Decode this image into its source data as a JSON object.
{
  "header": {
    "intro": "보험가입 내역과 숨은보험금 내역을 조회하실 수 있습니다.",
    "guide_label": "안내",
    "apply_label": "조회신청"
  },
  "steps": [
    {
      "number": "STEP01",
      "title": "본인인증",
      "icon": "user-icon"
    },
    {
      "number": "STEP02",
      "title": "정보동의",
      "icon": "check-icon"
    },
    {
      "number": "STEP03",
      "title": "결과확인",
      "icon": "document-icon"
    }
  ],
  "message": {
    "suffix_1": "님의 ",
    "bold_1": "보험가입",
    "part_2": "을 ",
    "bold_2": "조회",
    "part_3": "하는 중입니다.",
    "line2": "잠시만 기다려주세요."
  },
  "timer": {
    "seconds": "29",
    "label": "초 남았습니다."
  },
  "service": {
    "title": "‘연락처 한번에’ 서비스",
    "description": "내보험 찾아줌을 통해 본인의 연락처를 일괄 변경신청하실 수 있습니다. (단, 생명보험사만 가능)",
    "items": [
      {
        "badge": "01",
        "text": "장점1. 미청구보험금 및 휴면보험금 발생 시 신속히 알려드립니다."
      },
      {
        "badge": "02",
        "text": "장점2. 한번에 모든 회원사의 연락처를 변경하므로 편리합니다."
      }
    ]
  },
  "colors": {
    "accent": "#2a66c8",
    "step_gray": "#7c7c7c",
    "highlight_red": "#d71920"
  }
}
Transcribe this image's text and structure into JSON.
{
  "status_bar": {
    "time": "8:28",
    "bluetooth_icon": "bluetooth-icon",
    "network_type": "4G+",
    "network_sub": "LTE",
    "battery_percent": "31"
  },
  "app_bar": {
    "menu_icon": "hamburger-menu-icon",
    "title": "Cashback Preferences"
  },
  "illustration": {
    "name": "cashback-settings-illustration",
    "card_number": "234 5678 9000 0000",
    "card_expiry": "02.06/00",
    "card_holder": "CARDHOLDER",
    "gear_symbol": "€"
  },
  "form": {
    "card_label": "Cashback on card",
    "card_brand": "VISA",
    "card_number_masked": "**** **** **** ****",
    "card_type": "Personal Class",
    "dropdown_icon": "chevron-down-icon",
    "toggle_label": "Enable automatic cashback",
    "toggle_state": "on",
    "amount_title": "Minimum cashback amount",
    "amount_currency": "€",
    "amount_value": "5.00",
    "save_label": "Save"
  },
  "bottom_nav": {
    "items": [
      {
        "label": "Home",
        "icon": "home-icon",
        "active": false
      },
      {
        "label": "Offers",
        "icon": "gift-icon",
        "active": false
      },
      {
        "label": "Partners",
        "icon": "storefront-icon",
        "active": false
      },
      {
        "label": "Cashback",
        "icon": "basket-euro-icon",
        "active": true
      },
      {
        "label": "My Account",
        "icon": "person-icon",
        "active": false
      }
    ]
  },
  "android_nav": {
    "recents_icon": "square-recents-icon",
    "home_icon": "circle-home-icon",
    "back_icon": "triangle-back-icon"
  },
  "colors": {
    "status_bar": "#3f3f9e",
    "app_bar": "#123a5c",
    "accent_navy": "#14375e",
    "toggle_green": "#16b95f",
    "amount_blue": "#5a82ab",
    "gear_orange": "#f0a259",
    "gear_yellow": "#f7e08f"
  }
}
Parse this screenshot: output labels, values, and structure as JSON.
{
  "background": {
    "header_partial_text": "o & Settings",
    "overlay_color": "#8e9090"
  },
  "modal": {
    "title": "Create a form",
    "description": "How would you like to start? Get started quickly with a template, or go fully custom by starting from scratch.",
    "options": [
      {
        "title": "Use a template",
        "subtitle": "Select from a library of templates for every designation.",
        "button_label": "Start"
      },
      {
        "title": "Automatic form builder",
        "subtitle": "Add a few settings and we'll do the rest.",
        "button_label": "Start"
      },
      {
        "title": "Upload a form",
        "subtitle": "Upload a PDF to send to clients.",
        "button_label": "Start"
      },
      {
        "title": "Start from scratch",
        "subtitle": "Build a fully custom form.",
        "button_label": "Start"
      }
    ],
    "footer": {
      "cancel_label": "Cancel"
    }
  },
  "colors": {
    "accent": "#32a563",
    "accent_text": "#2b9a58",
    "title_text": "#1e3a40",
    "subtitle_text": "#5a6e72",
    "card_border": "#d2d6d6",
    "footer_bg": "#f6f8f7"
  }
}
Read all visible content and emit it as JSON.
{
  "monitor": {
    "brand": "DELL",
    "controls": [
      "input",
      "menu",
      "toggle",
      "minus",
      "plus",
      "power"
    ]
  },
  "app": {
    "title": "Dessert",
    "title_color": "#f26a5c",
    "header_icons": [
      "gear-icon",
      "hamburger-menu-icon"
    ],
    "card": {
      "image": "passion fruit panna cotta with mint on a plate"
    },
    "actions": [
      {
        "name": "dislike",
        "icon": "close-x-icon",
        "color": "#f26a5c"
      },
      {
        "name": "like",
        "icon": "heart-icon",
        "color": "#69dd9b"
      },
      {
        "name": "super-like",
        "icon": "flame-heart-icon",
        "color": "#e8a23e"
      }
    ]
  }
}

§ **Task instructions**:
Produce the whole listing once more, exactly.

§ **Written solution**:
Decode this image into its source data as a JSON object.
{
  "header": {
    "intro": "보험가입 내역과 숨은보험금 내역을 조회하실 수 있습니다.",
    "guide_label": "안내",
    "apply_label": "조회신청"
  },
  "steps": [
    {
      "number": "STEP01",
      "title": "본인인증",
      "icon": "user-icon"
    },
    {
      "number": "STEP02",
      "title": "정보동의",
      "icon": "check-icon"
    },
    {
      "number": "STEP03",
      "title": "결과확인",
      "icon": "document-icon"
    }
  ],
  "message": {
    "suffix_1": "님의 ",
    "bold_1": "보험가입",
    "part_2": "을 ",
    "bold_2": "조회",
    "part_3": "하는 중입니다.",
    "line2": "잠시만 기다려주세요."
  },
  "timer": {
    "seconds": "29",
    "label": "초 남았습니다."
  },
  "service": {
    "title": "‘연락처 한번에’ 서비스",
    "description": "내보험 찾아줌을 통해 본인의 연락처를 일괄 변경신청하실 수 있습니다. (단, 생명보험사만 가능)",
    "items": [
      {
        "badge": "01",
        "text": "장점1. 미청구보험금 및 휴면보험금 발생 시 신속히 알려드립니다."
      },
      {
        "badge": "02",
        "text": "장점2. 한번에 모든 회원사의 연락처를 변경하므로 편리합니다."
      }
    ]
  },
  "colors": {
    "accent": "#2a66c8",
    "step_gray": "#7c7c7c",
    "highlight_red": "#d71920"
  }
}
Transcribe this image's text and structure into JSON.
{
  "status_bar": {
    "time": "8:28",
    "bluetooth_icon": "bluetooth-icon",
    "network_type": "4G+",
    "network_sub": "LTE",
    "battery_percent": "31"
  },
  "app_bar": {
    "menu_icon": "hamburger-menu-icon",
    "title": "Cashback Preferences"
  },
  "illustration": {
    "name": "cashback-settings-illustration",
    "card_number": "234 5678 9000 0000",
    "card_expiry": "02.06/00",
    "card_holder": "CARDHOLDER",
    "gear_symbol": "€"
  },
  "form": {
    "card_label": "Cashback on card",
    "card_brand": "VISA",
    "card_number_masked": "**** **** **** ****",
    "card_type": "Personal Class",
    "dropdown_icon": "chevron-down-icon",
    "toggle_label": "Enable automatic cashback",
    "toggle_state": "on",
    "amount_title": "Minimum cashback amount",
    "amount_currency": "€",
    "amount_value": "5.00",
    "save_label": "Save"
  },
  "bottom_nav": {
    "items": [
      {
        "label": "Home",
        "icon": "home-icon",
        "active": false
      },
      {
        "label": "Offers",
        "icon": "gift-icon",
        "active": false
      },
      {
        "label": "Partners",
        "icon": "storefront-icon",
        "active": false
      },
      {
        "label": "Cashback",
        "icon": "basket-euro-icon",
        "active": true
      },
      {
        "label": "My Account",
        "icon": "person-icon",
        "active": false
      }
    ]
  },
  "android_nav": {
    "recents_icon": "square-recents-icon",
    "home_icon": "circle-home-icon",
    "back_icon": "triangle-back-icon"
  },
  "colors": {
    "status_bar": "#3f3f9e",
    "app_bar": "#123a5c",
    "accent_navy": "#14375e",
    "toggle_green": "#16b95f",
    "amount_blue": "#5a82ab",
    "gear_orange": "#f0a259",
    "gear_yellow": "#f7e08f"
  }
}
Parse this screenshot: output labels, values, and structure as JSON.
{
  "background": {
    "header_partial_text": "o & Settings",
    "overlay_color": "#8e9090"
  },
  "modal": {
    "title": "Create a form",
    "description": "How would you like to start? Get started quickly with a template, or go fully custom by starting from scratch.",
    "options": [
      {
        "title": "Use a template",
        "subtitle": "Select from a library of templates for every designation.",
        "button_label": "Start"
      },
      {
        "title": "Automatic form builder",
        "subtitle": "Add a few settings and we'll do the rest.",
        "button_label": "Start"
      },
      {
        "title": "Upload a form",
        "subtitle": "Upload a PDF to send to clients.",
        "button_label": "Start"
      },
      {
        "title": "Start from scratch",
        "subtitle": "Build a fully custom form.",
        "button_label": "Start"
      }
    ],
    "footer": {
      "cancel_label": "Cancel"
    }
  },
  "colors": {
    "accent": "#32a563",
    "accent_text": "#2b9a58",
    "title_text": "#1e3a40",
    "subtitle_text": "#5a6e72",
    "card_border": "#d2d6d6",
    "footer_bg": "#f6f8f7"
  }
}
Read all visible content and emit it as JSON.
{
  "monitor": {
    "brand": "DELL",
    "controls": [
      "input",
      "menu",
      "toggle",
      "minus",
      "plus",
      "power"
    ]
  },
  "app": {
    "title": "Dessert",
    "title_color": "#f26a5c",
    "header_icons": [
      "gear-icon",
      "hamburger-menu-icon"
    ],
    "card": {
      "image": "passion fruit panna cotta with mint on a plate"
    },
    "actions": [
      {
        "name": "dislike",
        "icon": "close-x-icon",
        "color": "#f26a5c"
      },
      {
        "name": "like",
        "icon": "heart-icon",
        "color": "#69dd9b"
      },
      {
        "name": "super-like",
        "icon": "flame-heart-icon",
        "color": "#e8a23e"
      }
    ]
  }
}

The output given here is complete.